*Exercise instructions:*
You are to retype all of the data exactly as it appears.

---------- Records for the exercise

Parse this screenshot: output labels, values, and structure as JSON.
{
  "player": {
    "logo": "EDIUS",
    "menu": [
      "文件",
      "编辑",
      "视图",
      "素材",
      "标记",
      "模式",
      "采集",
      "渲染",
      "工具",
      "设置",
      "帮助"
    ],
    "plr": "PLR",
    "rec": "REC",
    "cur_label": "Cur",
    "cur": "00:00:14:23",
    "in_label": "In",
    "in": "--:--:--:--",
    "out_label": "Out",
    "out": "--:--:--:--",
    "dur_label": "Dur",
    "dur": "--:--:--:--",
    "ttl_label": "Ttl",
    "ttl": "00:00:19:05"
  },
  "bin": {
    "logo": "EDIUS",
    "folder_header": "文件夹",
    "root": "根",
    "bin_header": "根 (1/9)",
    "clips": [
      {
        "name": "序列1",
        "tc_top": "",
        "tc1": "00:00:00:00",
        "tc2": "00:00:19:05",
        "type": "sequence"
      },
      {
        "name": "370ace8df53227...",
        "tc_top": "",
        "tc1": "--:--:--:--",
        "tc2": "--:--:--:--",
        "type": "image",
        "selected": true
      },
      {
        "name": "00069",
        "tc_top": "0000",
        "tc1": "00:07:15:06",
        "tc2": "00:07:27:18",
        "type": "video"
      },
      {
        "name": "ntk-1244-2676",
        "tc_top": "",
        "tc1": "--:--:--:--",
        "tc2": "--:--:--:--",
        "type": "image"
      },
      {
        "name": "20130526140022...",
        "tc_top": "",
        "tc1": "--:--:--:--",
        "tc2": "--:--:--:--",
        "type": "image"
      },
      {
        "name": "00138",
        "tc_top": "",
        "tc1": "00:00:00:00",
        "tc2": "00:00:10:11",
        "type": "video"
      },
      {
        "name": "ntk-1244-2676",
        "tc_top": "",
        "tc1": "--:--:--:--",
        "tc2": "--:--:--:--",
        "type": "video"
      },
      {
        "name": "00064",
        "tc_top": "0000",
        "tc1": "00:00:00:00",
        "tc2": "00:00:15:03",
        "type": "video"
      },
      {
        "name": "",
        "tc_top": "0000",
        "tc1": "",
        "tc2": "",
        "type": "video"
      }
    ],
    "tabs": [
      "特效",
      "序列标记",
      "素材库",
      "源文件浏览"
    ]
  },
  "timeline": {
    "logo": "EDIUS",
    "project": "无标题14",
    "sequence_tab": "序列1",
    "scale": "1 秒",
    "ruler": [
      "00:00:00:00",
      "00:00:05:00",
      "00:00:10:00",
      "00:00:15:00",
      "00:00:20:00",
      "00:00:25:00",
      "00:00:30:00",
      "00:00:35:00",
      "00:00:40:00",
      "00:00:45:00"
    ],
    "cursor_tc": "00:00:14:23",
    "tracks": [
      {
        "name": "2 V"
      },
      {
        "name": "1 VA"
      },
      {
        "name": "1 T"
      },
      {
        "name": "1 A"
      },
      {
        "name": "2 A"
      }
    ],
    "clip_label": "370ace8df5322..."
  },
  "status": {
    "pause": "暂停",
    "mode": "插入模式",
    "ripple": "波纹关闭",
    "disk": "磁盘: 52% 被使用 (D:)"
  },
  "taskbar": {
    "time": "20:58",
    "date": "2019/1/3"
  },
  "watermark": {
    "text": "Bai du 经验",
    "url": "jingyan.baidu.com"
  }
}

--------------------

*Answer space:*
Parse this screenshot: output labels, values, and structure as JSON.
{
  "player": {
    "logo": "EDIUS",
    "menu": [
      "文件",
      "编辑",
      "视图",
      "素材",
      "标记",
      "模式",
      "采集",
      "渲染",
      "工具",
      "设置",
      "帮助"
    ],
    "plr": "PLR",
    "rec": "REC",
    "cur_label": "Cur",
    "cur": "00:00:14:23",
    "in_label": "In",
    "in": "--:--:--:--",
    "out_label": "Out",
    "out": "--:--:--:--",
    "dur_label": "Dur",
    "dur": "--:--:--:--",
    "ttl_label": "Ttl",
    "ttl": "00:00:19:05"
  },
  "bin": {
    "logo": "EDIUS",
    "folder_header": "文件夹",
    "root": "根",
    "bin_header": "根 (1/9)",
    "clips": [
      {
        "name": "序列1",
        "tc_top": "",
        "tc1": "00:00:00:00",
        "tc2": "00:00:19:05",
        "type": "sequence"
      },
      {
        "name": "370ace8df53227...",
        "tc_top": "",
        "tc1": "--:--:--:--",
        "tc2": "--:--:--:--",
        "type": "image",
        "selected": true
      },
      {
        "name": "00069",
        "tc_top": "0000",
        "tc1": "00:07:15:06",
        "tc2": "00:07:27:18",
        "type": "video"
      },
      {
        "name": "ntk-1244-2676",
        "tc_top": "",
        "tc1": "--:--:--:--",
        "tc2": "--:--:--:--",
        "type": "image"
      },
      {
        "name": "20130526140022...",
        "tc_top": "",
        "tc1": "--:--:--:--",
        "tc2": "--:--:--:--",
        "type": "image"
      },
      {
        "name": "00138",
        "tc_top": "",
        "tc1": "00:00:00:00",
        "tc2": "00:00:10:11",
        "type": "video"
      },
      {
        "name": "ntk-1244-2676",
        "tc_top": "",
        "tc1": "--:--:--:--",
        "tc2": "--:--:--:--",
        "type": "video"
      },
      {
        "name": "00064",
        "tc_top": "0000",
        "tc1": "00:00:00:00",
        "tc2": "00:00:15:03",
        "type": "video"
      },
      {
        "name": "",
        "tc_top": "0000",
        "tc1": "",
        "tc2": "",
        "type": "video"
      }
    ],
    "tabs": [
      "特效",
      "序列标记",
      "素材库",
      "源文件浏览"
    ]
  },
  "timeline": {
    "logo": "EDIUS",
    "project": "无标题14",
    "sequence_tab": "序列1",
    "scale": "1 秒",
    "ruler": [
      "00:00:00:00",
      "00:00:05:00",
      "00:00:10:00",
      "00:00:15:00",
      "00:00:20:00",
      "00:00:25:00",
      "00:00:30:00",
      "00:00:35:00",
      "00:00:40:00",
      "00:00:45:00"
    ],
    "cursor_tc": "00:00:14:23",
    "tracks": [
      {
        "name": "2 V"
      },
      {
        "name": "1 VA"
      },
      {
        "name": "1 T"
      },
      {
        "name": "1 A"
      },
      {
        "name": "2 A"
      }
    ],
    "clip_label": "370ace8df5322..."
  },
  "status": {
    "pause": "暂停",
    "mode": "插入模式",
    "ripple": "波纹关闭",
    "disk": "磁盘: 52% 被使用 (D:)"
  },
  "taskbar": {
    "time": "20:58",
    "date": "2019/1/3"
  },
  "watermark": {
    "text": "Bai du 经验",
    "url": "jingyan.baidu.com"
  }
}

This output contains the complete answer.